None of us would argue that the Apple of today is anything but a very successful company. However, no matter how much you love Apple products, it is hard to argue that Apple is anywhere near in control of the computer desktop.
Statistics show that Windows owns the desktop. While I know many folks are moving away from traditional computing, that does not change the fact Windows is on far more desktops than the Mac OS.
If you know anything about my book, The Pomme Company, you likely know that I was at Apple from 1984 through 2004. Lots of people have asked me why a company with arguably better hardware and software could never beat a company that took years to produce an operating system with a good graphical user interface?
Some might argue that it was because Apple was always a company that needed adult leadership but never quite found it. I put the tipping point for Apple on the desktop at one pricing decision.
The Mac II was introduced in 1987. My family and I had just moved back to the states. I had just finished three years at Apple Canada. The Mac II had capabilities that made it sell like hotcakes in the government market. It was an unbelievable product. Architects, designers, graphic artists and publishers fell in love with it. However, Apple had priced the product very high and the high cost limited its appeal beyond those markets.

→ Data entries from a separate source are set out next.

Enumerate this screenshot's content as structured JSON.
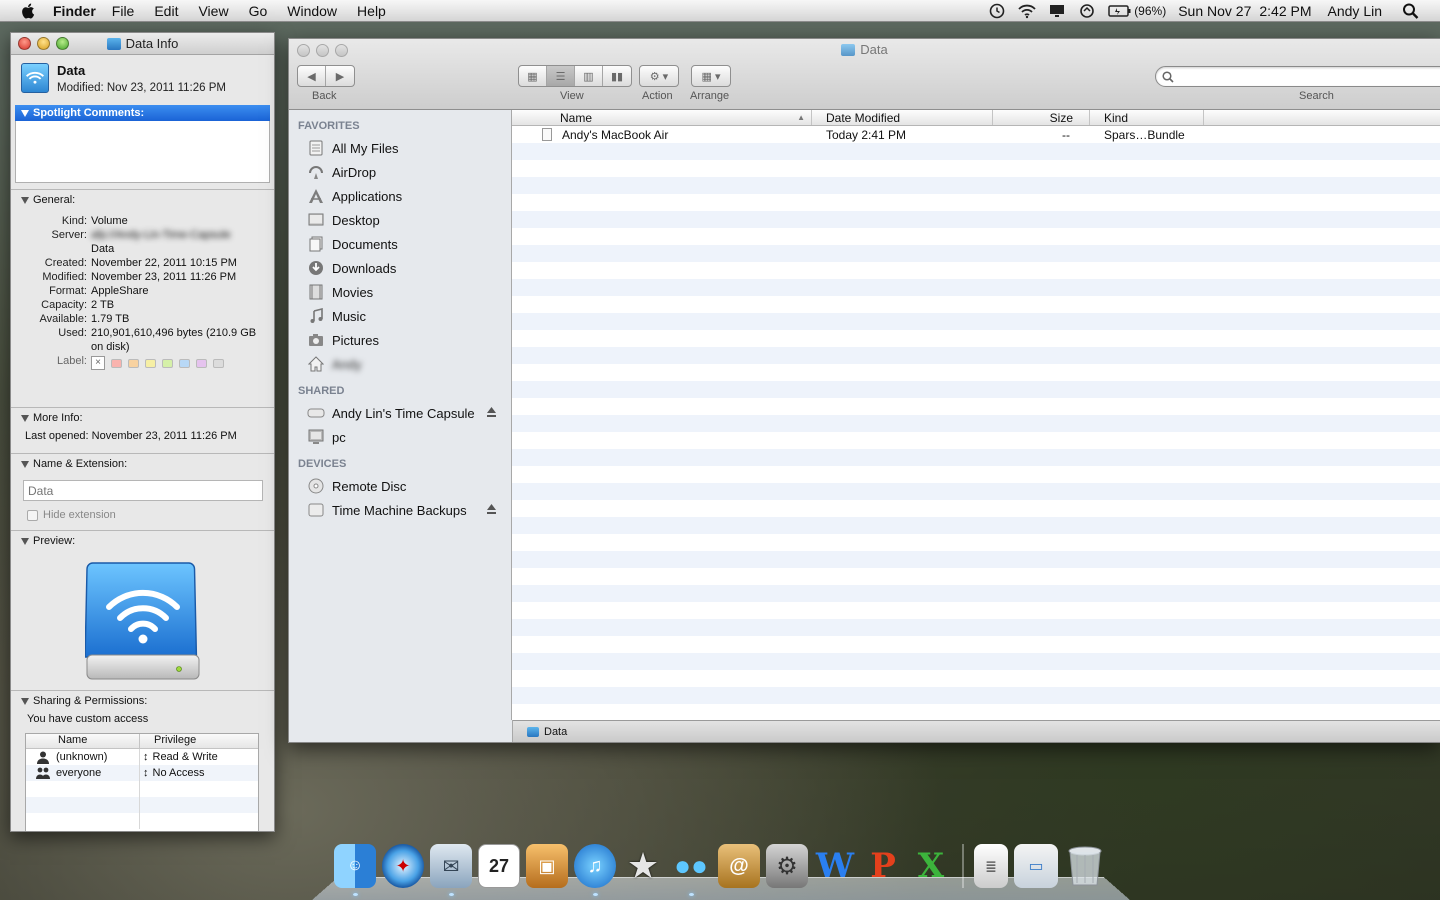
{
  "menubar": {
    "app": "Finder",
    "items": [
      "File",
      "Edit",
      "View",
      "Go",
      "Window",
      "Help"
    ],
    "battery": "(96%)",
    "date": "Sun Nov 27",
    "time": "2:42 PM",
    "user": "Andy Lin"
  },
  "info": {
    "title": "Data Info",
    "name": "Data",
    "modified": "Modified: Nov 23, 2011 11:26 PM",
    "spotlight": "Spotlight Comments:",
    "general": {
      "header": "General:",
      "rows": [
        {
          "k": "Kind:",
          "v": "Volume"
        },
        {
          "k": "Server:",
          "v": "afp://Andy-Lin-Time-Capsule"
        },
        {
          "k": "",
          "v": "Data"
        },
        {
          "k": "Created:",
          "v": "November 22, 2011 10:15 PM"
        },
        {
          "k": "Modified:",
          "v": "November 23, 2011 11:26 PM"
        },
        {
          "k": "Format:",
          "v": "AppleShare"
        },
        {
          "k": "Capacity:",
          "v": "2 TB"
        },
        {
          "k": "Available:",
          "v": "1.79 TB"
        },
        {
          "k": "Used:",
          "v": "210,901,610,496 bytes (210.9 GB on disk)"
        }
      ],
      "label": "Label:"
    },
    "more_info": {
      "header": "More Info:",
      "last_opened": "Last opened: November 23, 2011 11:26 PM"
    },
    "name_ext": {
      "header": "Name & Extension:",
      "placeholder": "Data",
      "hide": "Hide extension"
    },
    "preview": {
      "header": "Preview:"
    },
    "sharing": {
      "header": "Sharing & Permissions:",
      "text": "You have custom access",
      "col_name": "Name",
      "col_priv": "Privilege",
      "rows": [
        {
          "name": "(unknown)",
          "priv": "Read & Write"
        },
        {
          "name": "everyone",
          "priv": "No Access"
        }
      ]
    }
  },
  "finder": {
    "title": "Data",
    "toolbar": {
      "back": "Back",
      "view": "View",
      "action": "Action",
      "arrange": "Arrange",
      "search": "Search"
    },
    "sidebar": {
      "favorites_h": "FAVORITES",
      "favorites": [
        "All My Files",
        "AirDrop",
        "Applications",
        "Desktop",
        "Documents",
        "Downloads",
        "Movies",
        "Music",
        "Pictures",
        "Andy"
      ],
      "shared_h": "SHARED",
      "shared": [
        "Andy Lin's Time Capsule",
        "pc"
      ],
      "devices_h": "DEVICES",
      "devices": [
        "Remote Disc",
        "Time Machine Backups"
      ]
    },
    "columns": {
      "name": "Name",
      "date": "Date Modified",
      "size": "Size",
      "kind": "Kind"
    },
    "rows": [
      {
        "name": "Andy's MacBook Air",
        "date": "Today 2:41 PM",
        "size": "--",
        "kind": "Spars…Bundle"
      }
    ],
    "status": "Data"
  },
  "dock": [
    "Finder",
    "Safari",
    "Mail",
    "iCal",
    "iPhoto",
    "iTunes",
    "iMovie",
    "Messenger",
    "Address Book",
    "System Preferences",
    "Word",
    "PowerPoint",
    "Excel",
    "Documents",
    "Downloads",
    "Trash"
  ]
}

Many of us in the Apple field sales force argued that Apple should drop its margins on the Mac II while we still had a significant technological and software lead on the Windows world.
Apple management made the decision to keep the Mac II expensive and enjoy over 50% margins while they tried to try to develop other machines that delivered color but not all the capabilities of the Mac II. For years, the company struggled to deliver a competitive low cost color computer. It was over five years later before Apple got a good low cost color machine out the door and by the time they did, the Windows world was close enough in capabilities and so much less expensive that the die was cast. Apple had lost the desktop.
It is a fundamental rule of business that if you price your product very high, there is usually an opportunity for other enterprising people to come up with a similar, less expensive product and steal some or most of your future business. Sometimes it takes years, but if the reward is great enough, plenty of people will go after your market and someone might just be successful.
It is fortunate that Apple developed the iPod, iPhone, and iPad. Those products created the success that was to elude Apple on the desktop. Some might say that a similar scenario could be playing out today in world of iPhones and iPads but Apple still has a very loyal customer base that is willing to pay higher prices.
However, Apple pricing continues to be extremely high in more traditional computers. While the company is making boatloads of money, one has to wonder how things might have been different. More importantly I wonder if the company is setting itself up to let history repeat itself.
We will never know what might have happened if Apple had made the Mac II much more affordable in its early years.
However, we might get to watch a plethora of other vendors continue to eat Apple's lunch in smart phones and tablets. Will Apple's customers stay with the company? iPhone users have proven to be a very loyal group.
Apple is certainly going to be a money machine for many years to come, but you have to wonder just how many $3,000 Mac Pros the company will sell?